(Element data from apps and pages)
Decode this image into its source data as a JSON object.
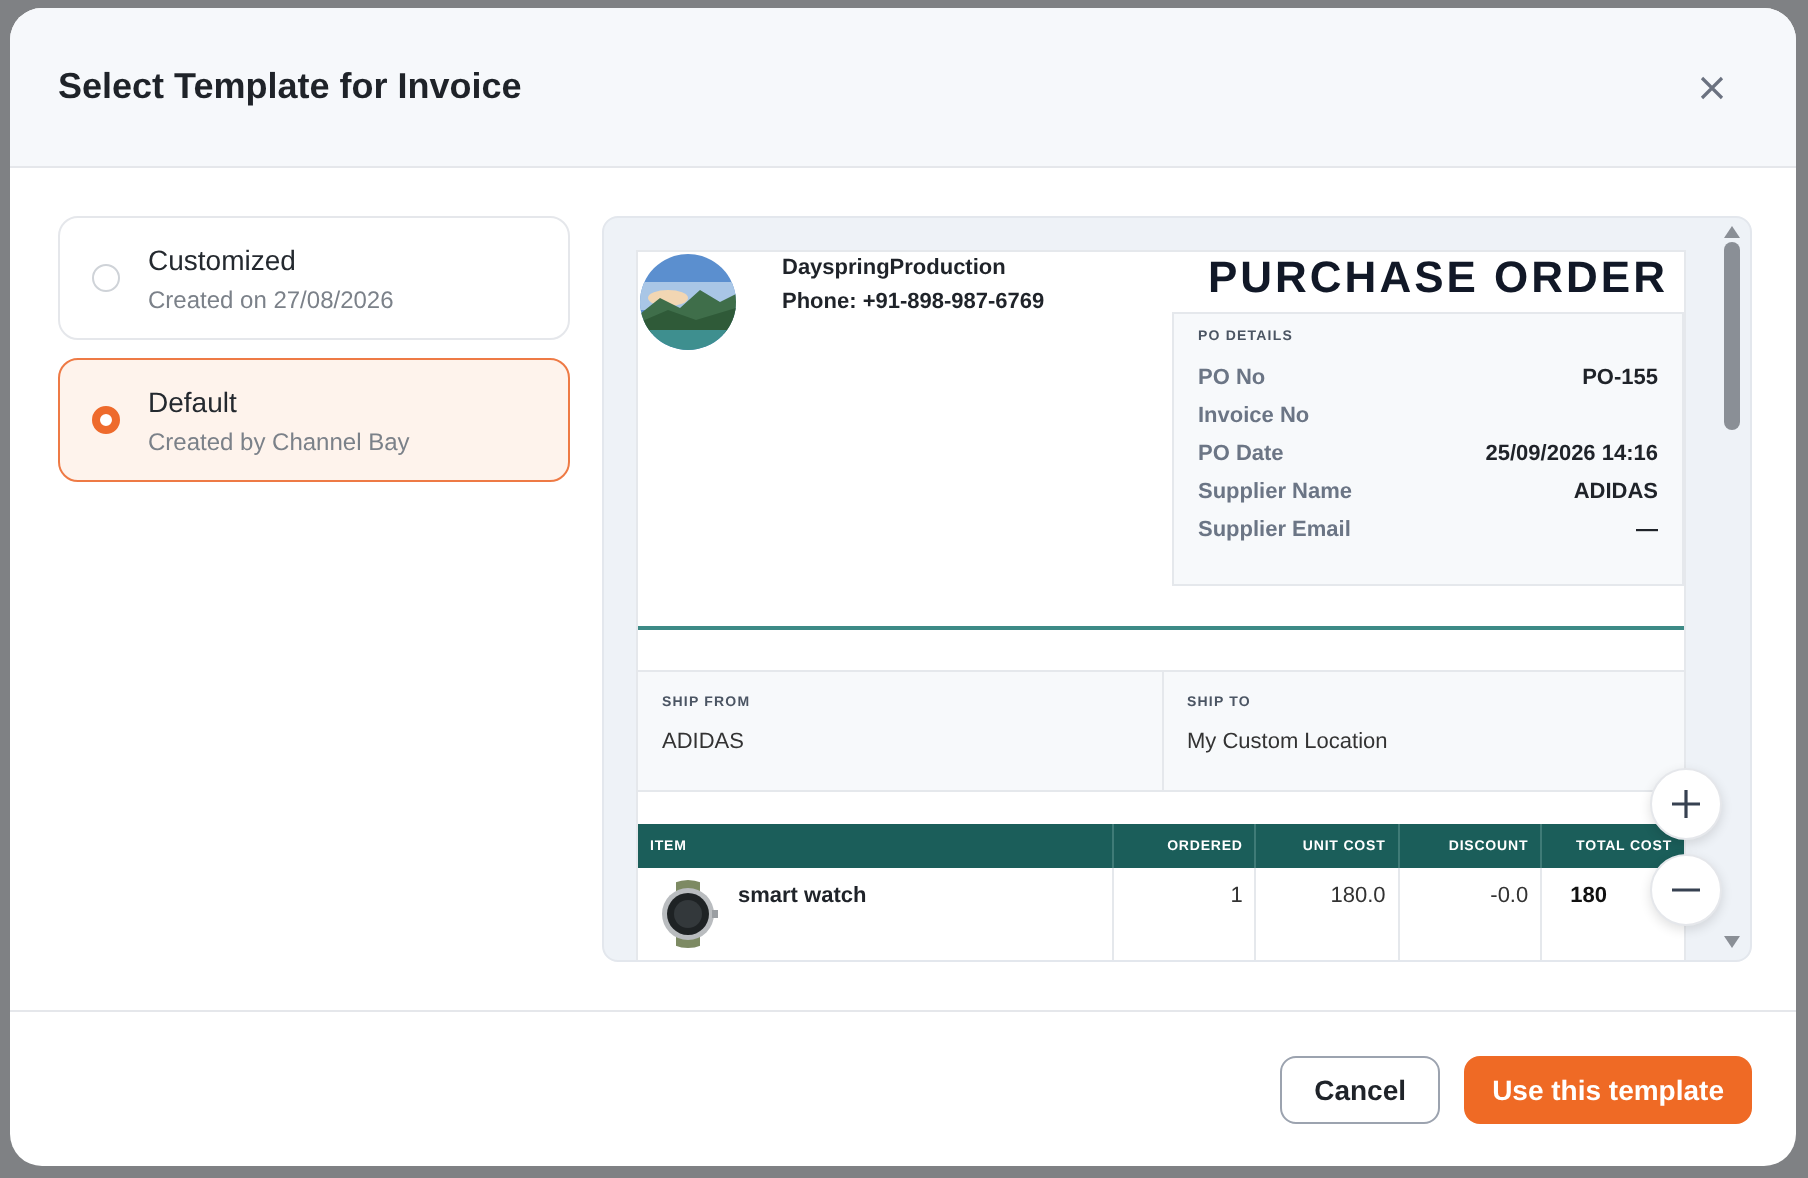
{
  "modal": {
    "title": "Select Template for Invoice"
  },
  "templates": [
    {
      "name": "Customized",
      "subtitle": "Created on 27/08/2026",
      "selected": false
    },
    {
      "name": "Default",
      "subtitle": "Created by Channel Bay",
      "selected": true
    }
  ],
  "preview": {
    "company": "DayspringProduction",
    "phone": "Phone: +91-898-987-6769",
    "doc_title": "PURCHASE ORDER",
    "po_details": {
      "heading": "PO DETAILS",
      "rows": [
        {
          "label": "PO No",
          "value": "PO-155"
        },
        {
          "label": "Invoice No"
        },
        {
          "label": "PO Date",
          "value": "25/09/2026 14:16"
        },
        {
          "label": "Supplier Name",
          "value": "ADIDAS"
        },
        {
          "label": "Supplier Email",
          "value": "—"
        }
      ]
    },
    "ship": [
      {
        "label": "SHIP FROM",
        "value": "ADIDAS"
      },
      {
        "label": "SHIP TO",
        "value": "My Custom Location"
      }
    ],
    "table": {
      "columns": [
        "ITEM",
        "ORDERED",
        "UNIT COST",
        "DISCOUNT",
        "TOTAL COST"
      ],
      "rows": [
        {
          "item": "smart watch",
          "ordered": "1",
          "unit_cost": "180.0",
          "discount": "-0.0",
          "total_cost": "180"
        }
      ]
    }
  },
  "buttons": {
    "cancel": "Cancel",
    "confirm": "Use this template"
  }
}
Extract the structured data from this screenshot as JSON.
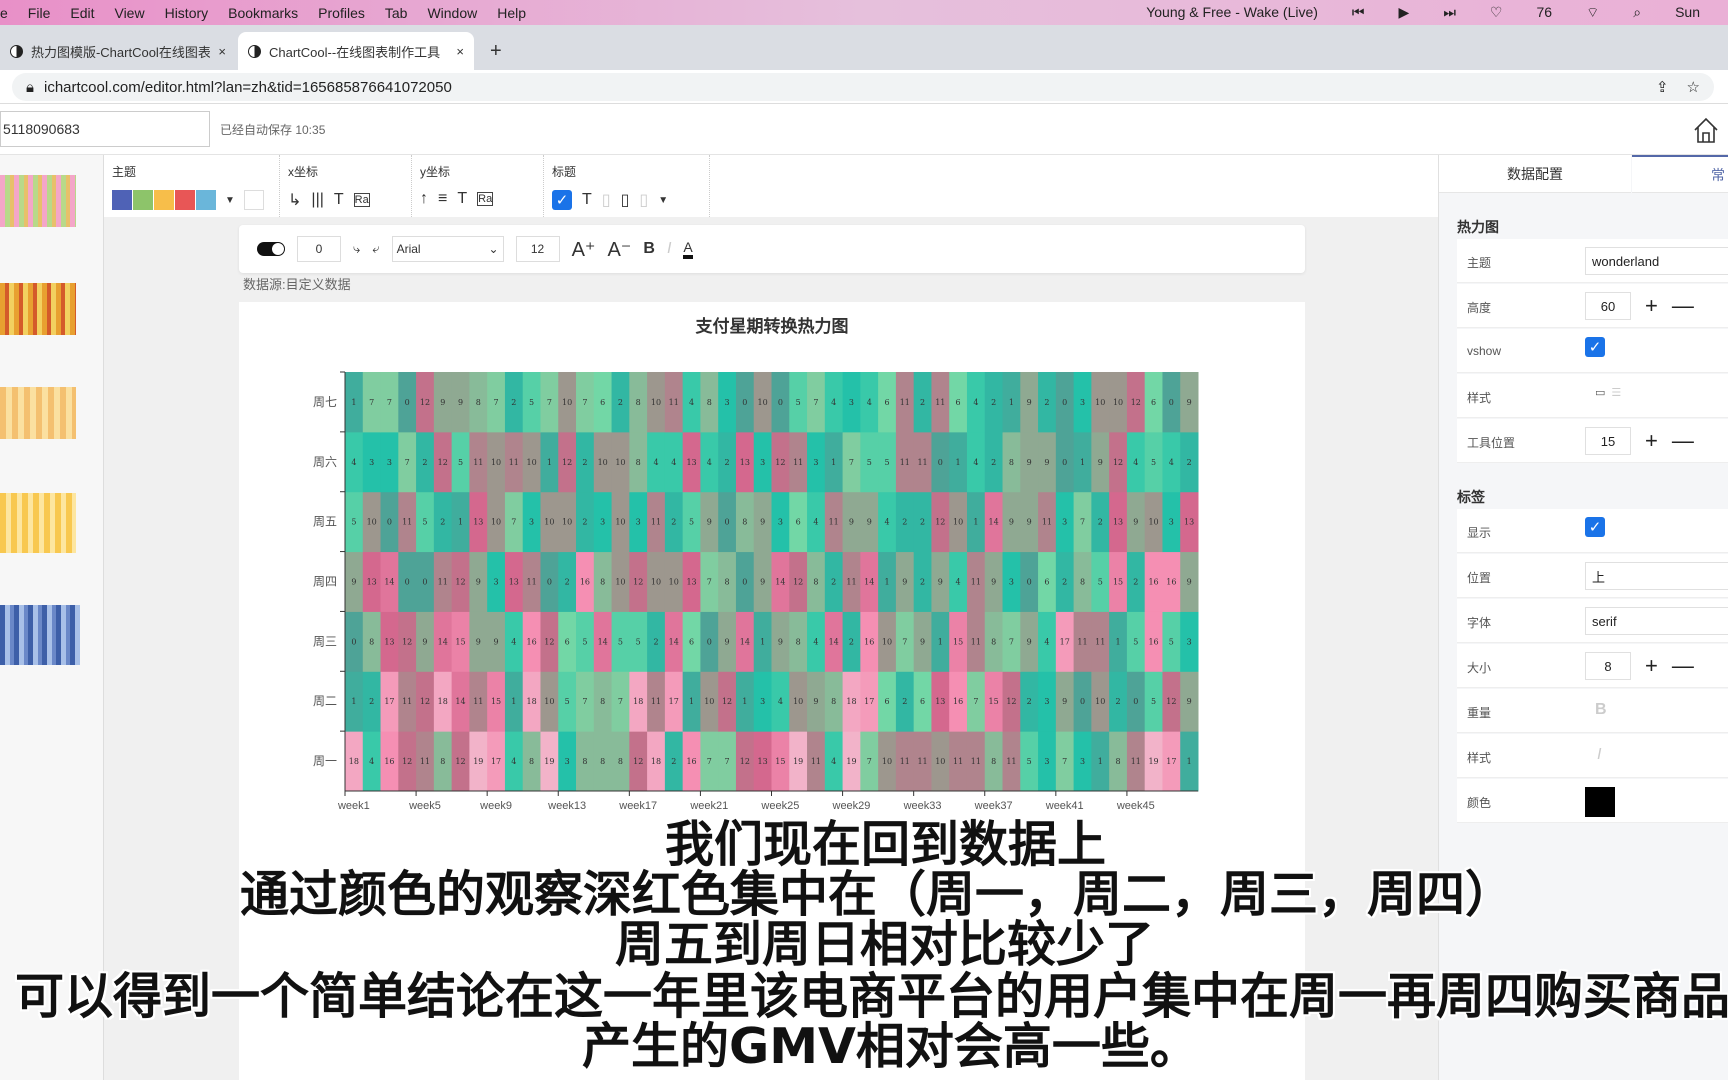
{
  "menubar": {
    "items": [
      "e",
      "File",
      "Edit",
      "View",
      "History",
      "Bookmarks",
      "Profiles",
      "Tab",
      "Window",
      "Help"
    ],
    "now_playing": "Young & Free - Wake (Live)",
    "battery": "76",
    "clock": "Sun"
  },
  "browser": {
    "tabs": [
      {
        "label": "热力图模版-ChartCool在线图表"
      },
      {
        "label": "ChartCool--在线图表制作工具"
      }
    ],
    "url": "ichartcool.com/editor.html?lan=zh&tid=165685876641072050"
  },
  "app": {
    "doc_id": "5118090683",
    "saved": "已经自动保存 10:35"
  },
  "toolbar": {
    "theme_label": "主题",
    "x_label": "x坐标",
    "y_label": "y坐标",
    "title_label": "标题",
    "theme_colors": [
      "#4f62b6",
      "#8dc46a",
      "#f7be4a",
      "#e85656",
      "#6ab6da"
    ]
  },
  "fontbar": {
    "rotation": "0",
    "font": "Arial",
    "size": "12"
  },
  "data_source": "数据源:目定义数据",
  "chart_data": {
    "type": "heatmap",
    "title": "支付星期转换热力图",
    "x_ticks": [
      "week1",
      "week5",
      "week9",
      "week13",
      "week17",
      "week21",
      "week25",
      "week29",
      "week33",
      "week37",
      "week41",
      "week45"
    ],
    "y_categories": [
      "周一",
      "周二",
      "周三",
      "周四",
      "周五",
      "周六",
      "周七"
    ],
    "x_count": 48,
    "visual_colors": [
      "#4ea397",
      "#22c3aa",
      "#7bd9a5",
      "#93a08f",
      "#d0648a",
      "#f58db2",
      "#f2b3c9"
    ],
    "value_range": [
      0,
      19
    ],
    "values": {
      "周七": [
        1,
        7,
        7,
        0,
        12,
        9,
        9,
        8,
        7,
        2,
        5,
        7,
        10,
        7,
        6,
        2,
        8,
        10,
        11,
        4,
        8,
        3,
        0,
        10,
        0,
        5,
        7,
        4,
        3,
        4,
        6,
        11,
        2,
        11,
        6,
        4,
        2,
        1,
        9,
        2,
        0,
        3,
        10,
        10,
        12,
        6,
        0,
        9
      ],
      "周六": [
        4,
        3,
        3,
        7,
        2,
        12,
        5,
        11,
        10,
        11,
        10,
        1,
        12,
        2,
        10,
        10,
        8,
        4,
        4,
        13,
        4,
        2,
        13,
        3,
        12,
        11,
        3,
        1,
        7,
        5,
        5,
        11,
        11,
        0,
        1,
        4,
        2,
        8,
        9,
        9,
        0,
        1,
        9,
        12,
        4,
        5,
        4,
        2
      ],
      "周五": [
        5,
        10,
        0,
        11,
        5,
        2,
        1,
        13,
        10,
        7,
        3,
        10,
        10,
        2,
        3,
        10,
        3,
        11,
        2,
        5,
        9,
        0,
        8,
        9,
        3,
        6,
        4,
        11,
        9,
        9,
        4,
        2,
        2,
        12,
        10,
        1,
        14,
        9,
        9,
        11,
        3,
        7,
        2,
        13,
        9,
        10,
        3,
        13
      ],
      "周四": [
        9,
        13,
        14,
        0,
        0,
        11,
        12,
        9,
        3,
        13,
        11,
        0,
        2,
        16,
        8,
        10,
        12,
        10,
        10,
        13,
        7,
        8,
        0,
        9,
        14,
        12,
        8,
        2,
        11,
        14,
        1,
        9,
        2,
        9,
        4,
        11,
        9,
        3,
        0,
        6,
        2,
        8,
        5,
        15,
        2,
        16,
        16,
        9
      ],
      "周三": [
        0,
        8,
        13,
        12,
        9,
        14,
        15,
        9,
        9,
        4,
        16,
        12,
        6,
        5,
        14,
        5,
        5,
        2,
        14,
        6,
        0,
        9,
        14,
        1,
        9,
        8,
        4,
        14,
        2,
        16,
        10,
        7,
        9,
        1,
        15,
        11,
        8,
        7,
        9,
        4,
        17,
        11,
        11,
        1,
        5,
        16,
        5,
        3
      ],
      "周二": [
        1,
        2,
        17,
        11,
        12,
        18,
        14,
        11,
        15,
        1,
        18,
        10,
        5,
        7,
        8,
        7,
        18,
        11,
        17,
        1,
        10,
        12,
        1,
        3,
        4,
        10,
        9,
        8,
        18,
        17,
        6,
        2,
        6,
        13,
        16,
        7,
        15,
        12,
        2,
        3,
        9,
        0,
        10,
        2,
        0,
        5,
        12,
        9
      ],
      "周一": [
        18,
        4,
        16,
        12,
        11,
        8,
        12,
        19,
        17,
        4,
        8,
        19,
        3,
        8,
        8,
        8,
        12,
        18,
        2,
        16,
        7,
        7,
        12,
        13,
        15,
        19,
        11,
        4,
        19,
        7,
        10,
        11,
        11,
        10,
        11,
        11,
        8,
        11,
        5,
        3,
        7,
        3,
        1,
        8,
        11,
        19,
        17,
        1
      ]
    }
  },
  "panel": {
    "tabs": [
      "数据配置",
      "常"
    ],
    "heatmap_section": "热力图",
    "label_section": "标签",
    "heatmap_rows": {
      "theme_label": "主题",
      "theme": "wonderland",
      "height_label": "高度",
      "height": "60",
      "vshow_label": "vshow",
      "style_label": "样式",
      "toolpos_label": "工具位置",
      "toolpos": "15"
    },
    "label_rows": {
      "show_label": "显示",
      "pos_label": "位置",
      "pos": "上",
      "font_label": "字体",
      "font": "serif",
      "size_label": "大小",
      "size": "8",
      "weight_label": "重量",
      "style_label": "样式",
      "color_label": "颜色",
      "color": "#000000"
    }
  },
  "subtitles": [
    "我们现在回到数据上",
    "通过颜色的观察深红色集中在（周一，周二，周三，周四）",
    "周五到周日相对比较少了",
    "可以得到一个简单结论在这一年里该电商平台的用户集中在周一再周四购买商品",
    "产生的GMV相对会高一些。"
  ]
}
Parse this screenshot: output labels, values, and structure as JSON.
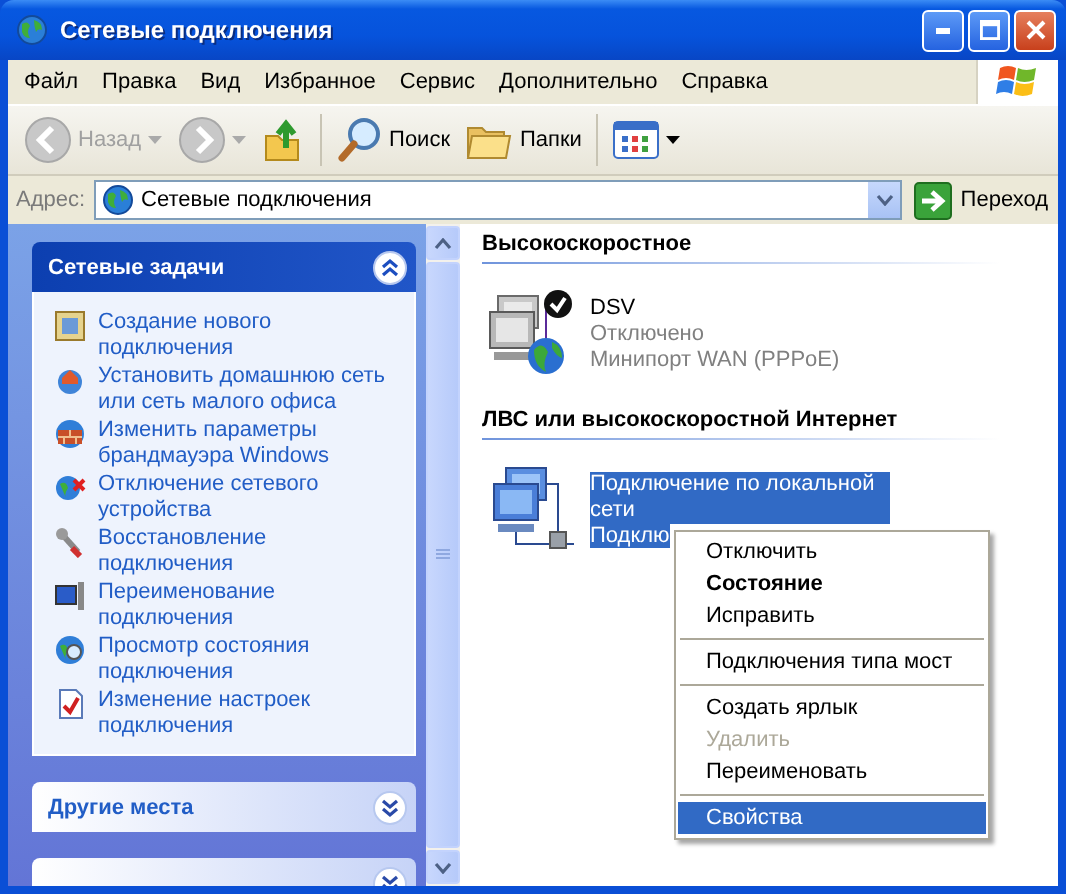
{
  "window": {
    "title": "Сетевые подключения"
  },
  "menu_bar": [
    "Файл",
    "Правка",
    "Вид",
    "Избранное",
    "Сервис",
    "Дополнительно",
    "Справка"
  ],
  "toolbar": [
    {
      "kind": "back",
      "label": "Назад",
      "disabled": true
    },
    {
      "kind": "forward",
      "disabled": true
    },
    {
      "kind": "up",
      "disabled": false
    },
    {
      "kind": "search",
      "label": "Поиск",
      "disabled": false
    },
    {
      "kind": "folders",
      "label": "Папки",
      "disabled": false
    },
    {
      "kind": "views",
      "disabled": false
    }
  ],
  "address_bar": {
    "label": "Адрес:",
    "value": "Сетевые подключения",
    "go_button": "Переход"
  },
  "task_pane": {
    "panels": [
      {
        "title": "Сетевые задачи",
        "expanded": true,
        "links": [
          "Создание нового подключения",
          "Установить домашнюю сеть или сеть малого офиса",
          "Изменить параметры брандмауэра Windows",
          "Отключение сетевого устройства",
          "Восстановление подключения",
          "Переименование подключения",
          "Просмотр состояния подключения",
          "Изменение настроек подключения"
        ]
      },
      {
        "title": "Другие места",
        "expanded": false
      },
      {
        "expanded": false
      }
    ]
  },
  "content": {
    "groups": [
      {
        "title": "Высокоскоростное",
        "items": [
          {
            "kind": "dialup",
            "name": "DSV",
            "status": "Отключено",
            "device": "Минипорт WAN (PPPoE)",
            "selected": false
          }
        ]
      },
      {
        "title": "ЛВС или высокоскоростной Интернет",
        "items": [
          {
            "kind": "lan",
            "name": "Подключение по локальной сети",
            "status": "Подклю",
            "selected": true
          }
        ]
      }
    ]
  },
  "context_menu": {
    "items": [
      {
        "kind": "item",
        "label": "Отключить",
        "default": false,
        "disabled": false,
        "selected": false
      },
      {
        "kind": "item",
        "label": "Состояние",
        "default": true,
        "disabled": false,
        "selected": false
      },
      {
        "kind": "item",
        "label": "Исправить",
        "default": false,
        "disabled": false,
        "selected": false
      },
      {
        "kind": "separator"
      },
      {
        "kind": "item",
        "label": "Подключения типа мост",
        "default": false,
        "disabled": false,
        "selected": false
      },
      {
        "kind": "separator"
      },
      {
        "kind": "item",
        "label": "Создать ярлык",
        "default": false,
        "disabled": false,
        "selected": false
      },
      {
        "kind": "item",
        "label": "Удалить",
        "default": false,
        "disabled": true,
        "selected": false
      },
      {
        "kind": "item",
        "label": "Переименовать",
        "default": false,
        "disabled": false,
        "selected": false
      },
      {
        "kind": "separator"
      },
      {
        "kind": "item",
        "label": "Свойства",
        "default": false,
        "disabled": false,
        "selected": true
      }
    ]
  }
}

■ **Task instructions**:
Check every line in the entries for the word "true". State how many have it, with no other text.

■ **Solution to the problem**:
8